╭─ Data shown

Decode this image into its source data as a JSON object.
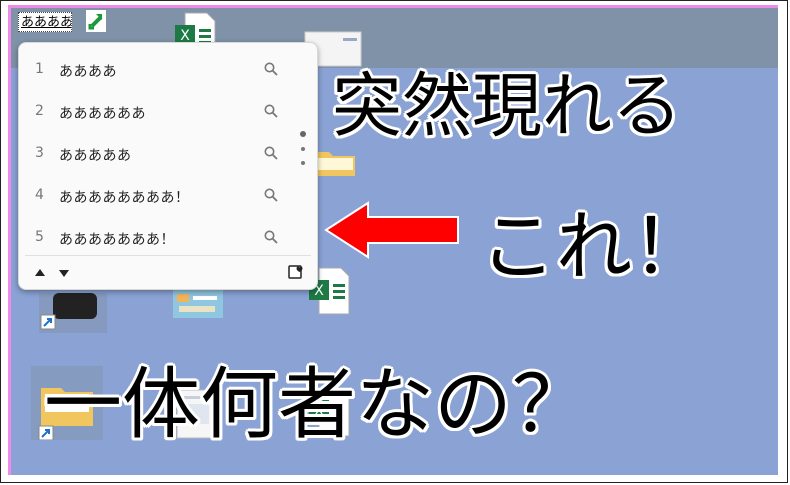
{
  "ime": {
    "composition_text": "ああああ"
  },
  "candidates": [
    {
      "num": "1",
      "text": "ああああ"
    },
    {
      "num": "2",
      "text": "ああああああ"
    },
    {
      "num": "3",
      "text": "あああああ"
    },
    {
      "num": "4",
      "text": "ああああああああ！"
    },
    {
      "num": "5",
      "text": "あああああああ！"
    }
  ],
  "caption": {
    "line1": "突然現れる",
    "line2": "これ！",
    "line3": "一体何者なの？"
  },
  "colors": {
    "desktop_bg": "#8aa2d4",
    "arrow": "#ff0000",
    "frame_accent": "#f08ae8"
  },
  "icons": [
    "ime-mode-icon",
    "search-icon",
    "favorite-icon",
    "excel-file-icon",
    "folder-icon",
    "shortcut-arrow-icon"
  ]
}
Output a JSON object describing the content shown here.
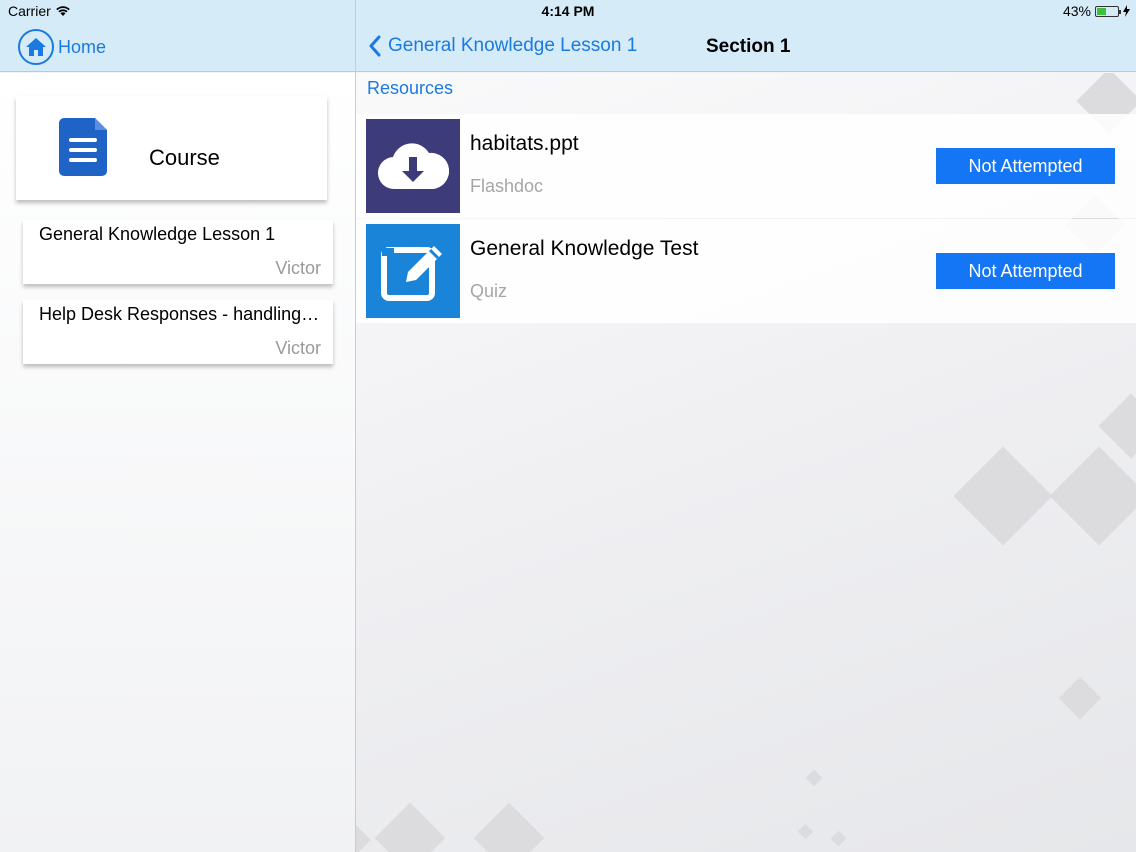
{
  "status_bar": {
    "carrier": "Carrier",
    "time": "4:14 PM",
    "battery_percent": "43%",
    "battery_level": 0.43
  },
  "nav": {
    "home_label": "Home",
    "back_label": "General Knowledge Lesson 1",
    "title": "Section 1"
  },
  "sidebar": {
    "course_label": "Course",
    "lessons": [
      {
        "title": "General Knowledge Lesson 1",
        "author": "Victor"
      },
      {
        "title": "Help Desk Responses - handling difficult customers",
        "author": "Victor"
      }
    ]
  },
  "main": {
    "section_header": "Resources",
    "resources": [
      {
        "name": "habitats.ppt",
        "type": "Flashdoc",
        "status": "Not Attempted",
        "icon": "cloud-download-icon",
        "icon_bg": "#3d3b7a"
      },
      {
        "name": "General Knowledge Test",
        "type": "Quiz",
        "status": "Not Attempted",
        "icon": "edit-icon",
        "icon_bg": "#1a84d8"
      }
    ]
  },
  "colors": {
    "accent": "#1a7ae0",
    "button": "#1476f5",
    "nav_bg": "#d6ebf8"
  }
}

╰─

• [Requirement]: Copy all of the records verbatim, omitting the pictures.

• [Output of the exercise]:
Decode this image into its source data as a JSON object.
{
  "ime": {
    "composition_text": "ああああ"
  },
  "candidates": [
    {
      "num": "1",
      "text": "ああああ"
    },
    {
      "num": "2",
      "text": "ああああああ"
    },
    {
      "num": "3",
      "text": "あああああ"
    },
    {
      "num": "4",
      "text": "ああああああああ！"
    },
    {
      "num": "5",
      "text": "あああああああ！"
    }
  ],
  "caption": {
    "line1": "突然現れる",
    "line2": "これ！",
    "line3": "一体何者なの？"
  },
  "colors": {
    "desktop_bg": "#8aa2d4",
    "arrow": "#ff0000",
    "frame_accent": "#f08ae8"
  },
  "icons": [
    "ime-mode-icon",
    "search-icon",
    "favorite-icon",
    "excel-file-icon",
    "folder-icon",
    "shortcut-arrow-icon"
  ]
}
Output a JSON object describing the content shown here.
{
  "status_bar": {
    "carrier": "Carrier",
    "time": "4:14 PM",
    "battery_percent": "43%",
    "battery_level": 0.43
  },
  "nav": {
    "home_label": "Home",
    "back_label": "General Knowledge Lesson 1",
    "title": "Section 1"
  },
  "sidebar": {
    "course_label": "Course",
    "lessons": [
      {
        "title": "General Knowledge Lesson 1",
        "author": "Victor"
      },
      {
        "title": "Help Desk Responses - handling difficult customers",
        "author": "Victor"
      }
    ]
  },
  "main": {
    "section_header": "Resources",
    "resources": [
      {
        "name": "habitats.ppt",
        "type": "Flashdoc",
        "status": "Not Attempted",
        "icon": "cloud-download-icon",
        "icon_bg": "#3d3b7a"
      },
      {
        "name": "General Knowledge Test",
        "type": "Quiz",
        "status": "Not Attempted",
        "icon": "edit-icon",
        "icon_bg": "#1a84d8"
      }
    ]
  },
  "colors": {
    "accent": "#1a7ae0",
    "button": "#1476f5",
    "nav_bg": "#d6ebf8"
  }
}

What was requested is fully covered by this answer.